=== Records for the task ===
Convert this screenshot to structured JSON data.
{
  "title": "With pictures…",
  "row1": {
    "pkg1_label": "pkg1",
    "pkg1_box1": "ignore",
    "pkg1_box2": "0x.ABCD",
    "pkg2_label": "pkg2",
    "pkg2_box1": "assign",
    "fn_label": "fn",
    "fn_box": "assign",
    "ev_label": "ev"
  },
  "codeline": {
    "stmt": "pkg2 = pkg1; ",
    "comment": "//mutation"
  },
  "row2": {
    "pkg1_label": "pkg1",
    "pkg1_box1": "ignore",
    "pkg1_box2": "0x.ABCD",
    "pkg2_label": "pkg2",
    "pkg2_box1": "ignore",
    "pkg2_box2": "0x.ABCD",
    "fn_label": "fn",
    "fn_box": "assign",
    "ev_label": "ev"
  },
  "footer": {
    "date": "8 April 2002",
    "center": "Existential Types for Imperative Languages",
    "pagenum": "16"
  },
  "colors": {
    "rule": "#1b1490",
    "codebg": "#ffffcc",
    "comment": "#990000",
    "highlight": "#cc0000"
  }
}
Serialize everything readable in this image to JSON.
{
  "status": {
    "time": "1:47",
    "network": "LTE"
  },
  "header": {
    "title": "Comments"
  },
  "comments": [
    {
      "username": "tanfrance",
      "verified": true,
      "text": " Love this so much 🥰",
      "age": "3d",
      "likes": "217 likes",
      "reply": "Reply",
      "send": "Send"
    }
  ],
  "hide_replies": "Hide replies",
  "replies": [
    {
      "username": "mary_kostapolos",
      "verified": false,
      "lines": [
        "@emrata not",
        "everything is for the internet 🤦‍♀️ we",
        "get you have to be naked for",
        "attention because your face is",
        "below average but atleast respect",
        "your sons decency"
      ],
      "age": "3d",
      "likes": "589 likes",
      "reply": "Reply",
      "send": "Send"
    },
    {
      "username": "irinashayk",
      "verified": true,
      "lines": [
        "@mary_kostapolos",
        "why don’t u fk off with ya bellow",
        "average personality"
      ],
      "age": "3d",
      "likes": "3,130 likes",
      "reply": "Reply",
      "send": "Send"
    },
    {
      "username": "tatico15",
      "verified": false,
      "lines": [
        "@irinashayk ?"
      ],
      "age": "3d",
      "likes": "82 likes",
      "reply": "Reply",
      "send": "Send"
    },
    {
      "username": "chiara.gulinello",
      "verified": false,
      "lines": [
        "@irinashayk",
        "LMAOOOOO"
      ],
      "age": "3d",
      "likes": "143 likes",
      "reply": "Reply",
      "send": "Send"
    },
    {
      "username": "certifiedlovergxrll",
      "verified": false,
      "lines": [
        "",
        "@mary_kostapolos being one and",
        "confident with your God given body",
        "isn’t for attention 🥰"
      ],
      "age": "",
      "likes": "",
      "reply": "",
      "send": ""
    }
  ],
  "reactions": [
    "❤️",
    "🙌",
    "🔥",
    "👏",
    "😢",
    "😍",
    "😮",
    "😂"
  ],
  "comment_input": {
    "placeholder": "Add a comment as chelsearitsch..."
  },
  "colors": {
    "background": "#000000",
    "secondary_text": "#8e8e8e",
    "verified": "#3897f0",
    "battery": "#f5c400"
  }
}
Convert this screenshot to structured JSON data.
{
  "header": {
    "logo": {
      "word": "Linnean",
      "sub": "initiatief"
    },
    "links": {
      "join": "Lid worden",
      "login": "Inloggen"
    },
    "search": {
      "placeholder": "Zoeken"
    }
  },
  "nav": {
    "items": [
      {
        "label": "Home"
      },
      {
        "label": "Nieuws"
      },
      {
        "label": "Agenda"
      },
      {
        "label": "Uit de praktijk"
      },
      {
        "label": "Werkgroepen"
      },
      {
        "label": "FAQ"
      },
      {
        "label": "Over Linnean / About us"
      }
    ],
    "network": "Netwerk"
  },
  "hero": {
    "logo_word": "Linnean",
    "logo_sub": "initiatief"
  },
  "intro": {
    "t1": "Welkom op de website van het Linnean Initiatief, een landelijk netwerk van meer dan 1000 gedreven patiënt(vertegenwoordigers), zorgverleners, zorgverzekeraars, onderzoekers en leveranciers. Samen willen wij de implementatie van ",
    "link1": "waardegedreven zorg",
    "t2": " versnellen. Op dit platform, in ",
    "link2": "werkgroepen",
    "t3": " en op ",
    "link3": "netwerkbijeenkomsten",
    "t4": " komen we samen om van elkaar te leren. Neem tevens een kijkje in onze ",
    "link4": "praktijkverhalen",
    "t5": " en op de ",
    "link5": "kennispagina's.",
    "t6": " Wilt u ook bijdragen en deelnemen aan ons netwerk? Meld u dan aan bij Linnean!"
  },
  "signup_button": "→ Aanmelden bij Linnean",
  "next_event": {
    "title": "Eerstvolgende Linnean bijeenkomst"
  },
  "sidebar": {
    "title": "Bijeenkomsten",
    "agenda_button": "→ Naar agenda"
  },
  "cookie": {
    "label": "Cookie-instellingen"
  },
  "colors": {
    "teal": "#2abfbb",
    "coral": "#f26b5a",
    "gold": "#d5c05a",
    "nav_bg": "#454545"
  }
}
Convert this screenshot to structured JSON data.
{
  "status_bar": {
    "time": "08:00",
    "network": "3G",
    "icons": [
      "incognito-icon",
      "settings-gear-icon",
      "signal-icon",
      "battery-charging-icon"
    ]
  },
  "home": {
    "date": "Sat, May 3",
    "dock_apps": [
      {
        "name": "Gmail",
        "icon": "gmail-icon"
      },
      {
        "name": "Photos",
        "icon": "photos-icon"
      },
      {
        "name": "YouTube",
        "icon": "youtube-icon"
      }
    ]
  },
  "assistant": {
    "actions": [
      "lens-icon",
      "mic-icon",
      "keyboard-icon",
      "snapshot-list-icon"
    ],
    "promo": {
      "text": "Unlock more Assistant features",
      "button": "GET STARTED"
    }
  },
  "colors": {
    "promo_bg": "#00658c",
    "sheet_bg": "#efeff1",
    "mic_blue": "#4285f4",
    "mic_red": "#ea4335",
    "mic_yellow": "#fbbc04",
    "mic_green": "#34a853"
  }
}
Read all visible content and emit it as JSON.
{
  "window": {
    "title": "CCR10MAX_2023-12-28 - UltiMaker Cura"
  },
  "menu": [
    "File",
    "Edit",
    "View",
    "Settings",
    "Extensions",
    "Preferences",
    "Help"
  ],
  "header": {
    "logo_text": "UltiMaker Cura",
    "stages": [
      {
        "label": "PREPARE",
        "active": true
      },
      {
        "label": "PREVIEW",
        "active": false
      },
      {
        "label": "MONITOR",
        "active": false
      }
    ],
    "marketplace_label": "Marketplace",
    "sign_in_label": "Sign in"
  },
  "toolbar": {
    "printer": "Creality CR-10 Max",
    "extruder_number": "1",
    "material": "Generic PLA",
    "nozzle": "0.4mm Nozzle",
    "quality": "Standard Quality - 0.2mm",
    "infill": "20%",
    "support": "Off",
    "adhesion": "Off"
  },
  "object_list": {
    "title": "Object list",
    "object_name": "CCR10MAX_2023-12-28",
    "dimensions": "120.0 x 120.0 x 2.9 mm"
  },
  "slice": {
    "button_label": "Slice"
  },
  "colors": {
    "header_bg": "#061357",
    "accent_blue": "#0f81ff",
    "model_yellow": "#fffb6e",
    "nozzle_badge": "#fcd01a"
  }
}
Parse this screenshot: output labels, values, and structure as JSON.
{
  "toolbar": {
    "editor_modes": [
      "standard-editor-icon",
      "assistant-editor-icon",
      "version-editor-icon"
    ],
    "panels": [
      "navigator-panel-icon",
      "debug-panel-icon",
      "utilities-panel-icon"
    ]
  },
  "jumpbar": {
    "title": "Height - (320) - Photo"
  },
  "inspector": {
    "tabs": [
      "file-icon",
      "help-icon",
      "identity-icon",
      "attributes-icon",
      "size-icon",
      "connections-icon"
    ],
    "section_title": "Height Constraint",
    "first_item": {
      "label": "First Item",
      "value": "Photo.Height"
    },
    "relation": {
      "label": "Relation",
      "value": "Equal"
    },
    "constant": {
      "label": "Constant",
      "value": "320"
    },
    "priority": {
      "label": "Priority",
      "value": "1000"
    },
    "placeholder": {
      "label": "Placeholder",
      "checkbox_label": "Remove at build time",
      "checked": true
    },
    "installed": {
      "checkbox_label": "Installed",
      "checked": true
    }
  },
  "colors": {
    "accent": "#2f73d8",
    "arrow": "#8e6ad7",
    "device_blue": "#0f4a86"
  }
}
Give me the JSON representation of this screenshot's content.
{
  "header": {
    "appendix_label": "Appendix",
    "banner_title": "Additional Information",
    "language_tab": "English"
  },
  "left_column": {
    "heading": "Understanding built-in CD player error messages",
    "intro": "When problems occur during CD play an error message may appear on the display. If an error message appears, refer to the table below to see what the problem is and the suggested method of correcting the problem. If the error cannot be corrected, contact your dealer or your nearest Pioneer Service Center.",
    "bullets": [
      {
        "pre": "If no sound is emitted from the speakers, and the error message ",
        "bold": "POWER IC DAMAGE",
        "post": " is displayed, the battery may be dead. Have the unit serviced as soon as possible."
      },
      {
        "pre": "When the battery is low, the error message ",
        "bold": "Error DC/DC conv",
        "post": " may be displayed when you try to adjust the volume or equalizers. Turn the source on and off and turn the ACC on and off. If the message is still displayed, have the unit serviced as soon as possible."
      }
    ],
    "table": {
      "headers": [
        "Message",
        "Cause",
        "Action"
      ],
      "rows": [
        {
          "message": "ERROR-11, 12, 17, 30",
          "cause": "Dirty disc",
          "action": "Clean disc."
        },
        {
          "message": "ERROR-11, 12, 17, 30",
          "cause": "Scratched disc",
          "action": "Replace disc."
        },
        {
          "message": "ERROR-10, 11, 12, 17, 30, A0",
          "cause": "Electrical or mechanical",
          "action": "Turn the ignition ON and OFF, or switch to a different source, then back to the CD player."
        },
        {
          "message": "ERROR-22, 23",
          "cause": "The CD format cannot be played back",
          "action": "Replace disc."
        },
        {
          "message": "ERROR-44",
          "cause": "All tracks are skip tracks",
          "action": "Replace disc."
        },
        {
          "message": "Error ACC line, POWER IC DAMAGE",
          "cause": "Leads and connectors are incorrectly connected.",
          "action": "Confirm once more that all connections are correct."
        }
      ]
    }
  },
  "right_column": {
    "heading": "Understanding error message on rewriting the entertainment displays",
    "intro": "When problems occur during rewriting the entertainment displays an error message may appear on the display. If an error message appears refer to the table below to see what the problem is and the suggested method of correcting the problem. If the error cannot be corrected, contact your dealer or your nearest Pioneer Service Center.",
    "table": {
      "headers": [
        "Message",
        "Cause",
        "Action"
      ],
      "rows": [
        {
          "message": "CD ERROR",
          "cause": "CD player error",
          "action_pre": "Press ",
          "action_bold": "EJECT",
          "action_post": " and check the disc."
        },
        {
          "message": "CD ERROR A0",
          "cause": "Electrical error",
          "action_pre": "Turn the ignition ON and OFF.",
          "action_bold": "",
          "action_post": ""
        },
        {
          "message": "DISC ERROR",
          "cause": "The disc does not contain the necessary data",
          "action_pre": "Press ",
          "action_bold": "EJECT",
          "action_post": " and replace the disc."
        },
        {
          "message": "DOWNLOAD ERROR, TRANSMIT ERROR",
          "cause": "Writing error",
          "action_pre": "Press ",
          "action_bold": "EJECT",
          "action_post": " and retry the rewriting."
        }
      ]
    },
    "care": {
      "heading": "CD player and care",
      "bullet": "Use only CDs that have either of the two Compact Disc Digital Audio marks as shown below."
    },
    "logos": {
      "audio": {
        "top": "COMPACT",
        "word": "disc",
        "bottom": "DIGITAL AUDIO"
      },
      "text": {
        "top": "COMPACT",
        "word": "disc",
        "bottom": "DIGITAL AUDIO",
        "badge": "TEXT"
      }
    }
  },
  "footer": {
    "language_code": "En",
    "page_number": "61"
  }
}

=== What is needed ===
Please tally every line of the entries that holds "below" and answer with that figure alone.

=== Response area ===
4